» **What needs to be done**
Pull each line holding "포항시축제위원회" out of the entries below.

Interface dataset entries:
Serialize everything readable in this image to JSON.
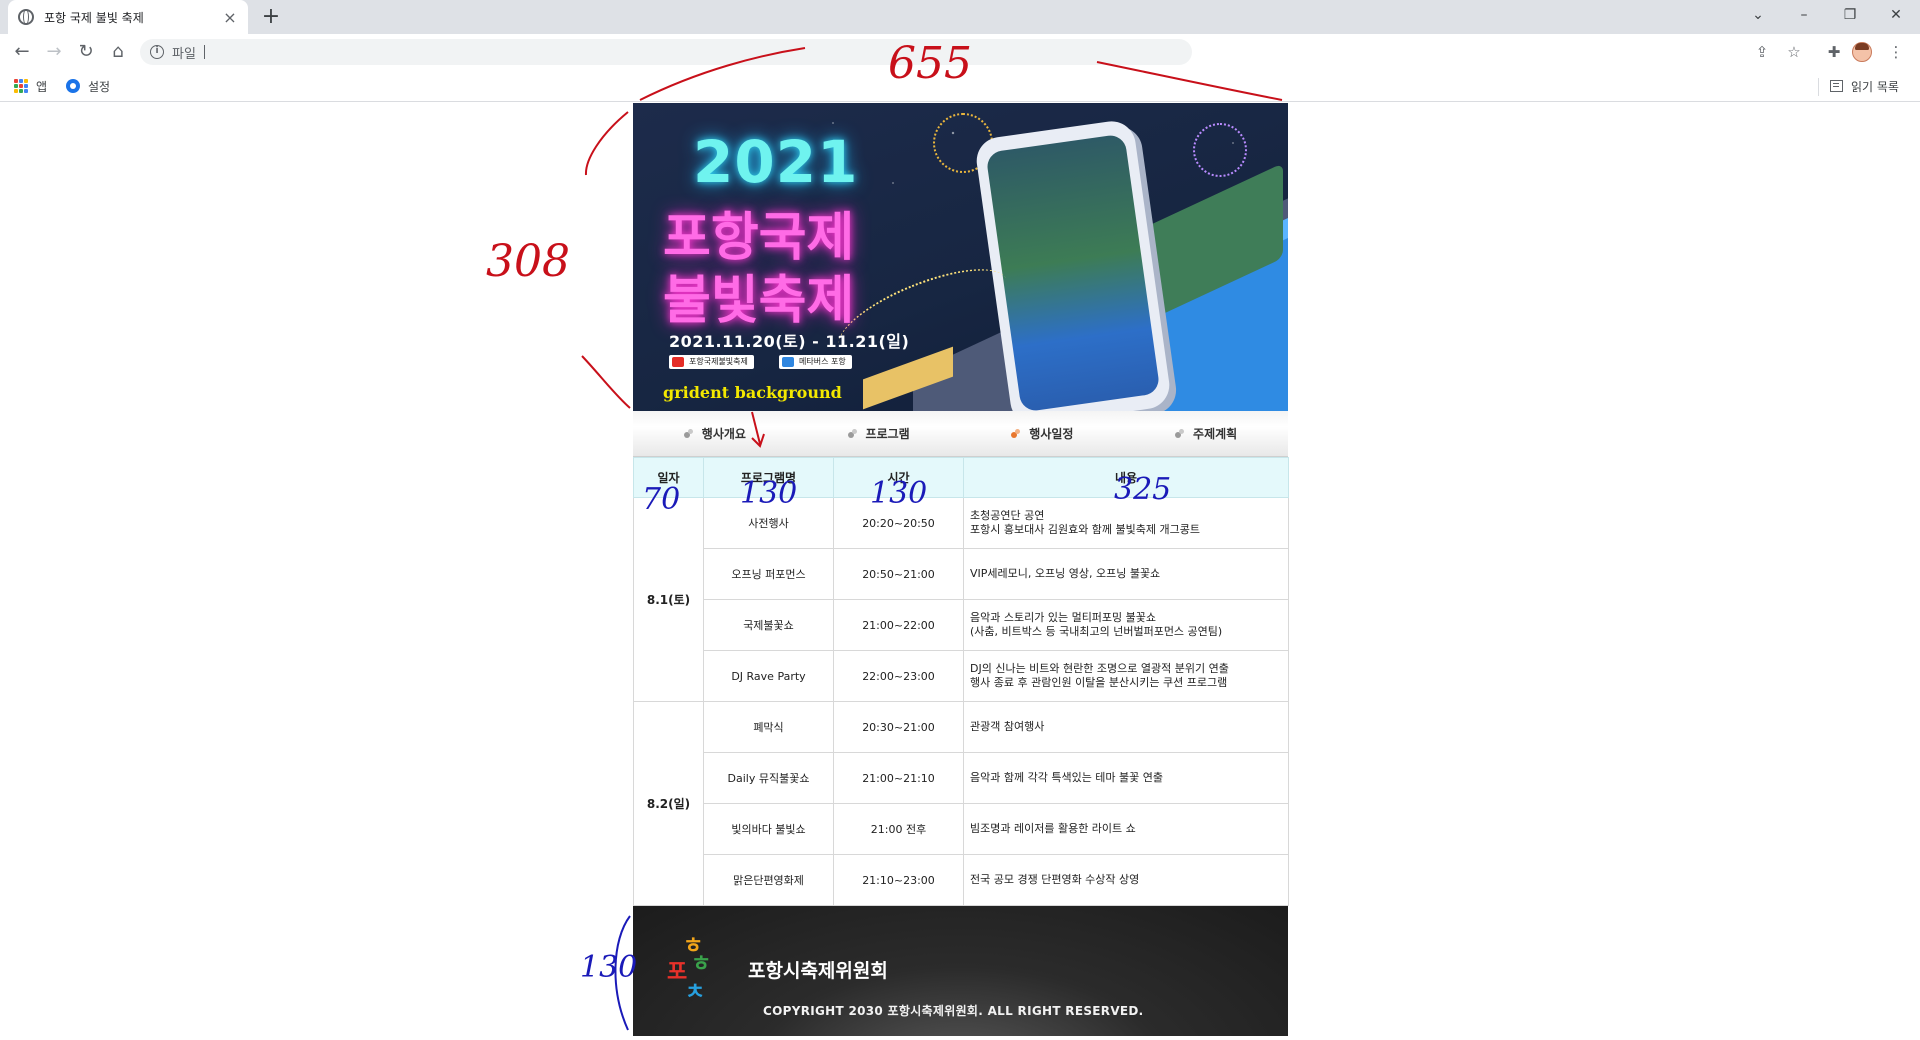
{
  "browser": {
    "tab_title": "포항 국제 불빛 축제",
    "omnibox_label": "파일",
    "omnibox_value": "",
    "bookmarks": [
      {
        "label": "앱",
        "icon": "apps-grid-icon"
      },
      {
        "label": "설정",
        "icon": "gear-icon"
      }
    ],
    "reading_list": "읽기 목록"
  },
  "banner": {
    "year": "2021",
    "title_line1": "포항국제",
    "title_line2": "불빛축제",
    "date": "2021.11.20(토) - 11.21(일)",
    "badge1": "포항국제불빛축제",
    "badge2": "메타버스 포항",
    "note": "grident background"
  },
  "menu": [
    "행사개요",
    "프로그램",
    "행사일정",
    "주제계획"
  ],
  "table": {
    "headers": [
      "일자",
      "프로그램명",
      "시간",
      "내용"
    ],
    "day1": {
      "date": "8.1(토)",
      "rows": [
        {
          "program": "사전행사",
          "time": "20:20~20:50",
          "line1": "초청공연단 공연",
          "line2": "포항시 홍보대사 김원효와 함께 불빛축제 개그콩트"
        },
        {
          "program": "오프닝 퍼포먼스",
          "time": "20:50~21:00",
          "line1": "VIP세레모니, 오프닝 영상, 오프닝 불꽃쇼",
          "line2": ""
        },
        {
          "program": "국제불꽃쇼",
          "time": "21:00~22:00",
          "line1": "음악과 스토리가 있는 멀티퍼포밍 불꽃쇼",
          "line2": "(사춤, 비트박스 등 국내최고의 넌버벌퍼포먼스 공연팀)"
        },
        {
          "program": "DJ Rave Party",
          "time": "22:00~23:00",
          "line1": "DJ의 신나는 비트와 현란한 조명으로 열광적 분위기 연출",
          "line2": "행사 종료 후 관람인원 이탈을 분산시키는 쿠션 프로그램"
        }
      ]
    },
    "day2": {
      "date": "8.2(일)",
      "rows": [
        {
          "program": "폐막식",
          "time": "20:30~21:00",
          "line1": "관광객 참여행사",
          "line2": ""
        },
        {
          "program": "Daily 뮤직불꽃쇼",
          "time": "21:00~21:10",
          "line1": "음악과 함께 각각 특색있는 테마 불꽃 연출",
          "line2": ""
        },
        {
          "program": "빛의바다 불빛쇼",
          "time": "21:00 전후",
          "line1": "빔조명과 레이저를 활용한 라이트 쇼",
          "line2": ""
        },
        {
          "program": "맑은단편영화제",
          "time": "21:10~23:00",
          "line1": "전국 공모 경쟁 단편영화 수상작 상영",
          "line2": ""
        }
      ]
    }
  },
  "footer": {
    "org": "포항시축제위원회",
    "copyright": "COPYRIGHT 2030 포항시축제위원회. ALL RIGHT RESERVED."
  },
  "annotations": {
    "width": "655",
    "banner_height": "308",
    "col1": "70",
    "col2": "130",
    "col3": "130",
    "col4": "325",
    "footer_height": "130"
  }
}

» **Output of the task**
    "org": "포항시축제위원회",
    "copyright": "COPYRIGHT 2030 포항시축제위원회. ALL RIGHT RESERVED."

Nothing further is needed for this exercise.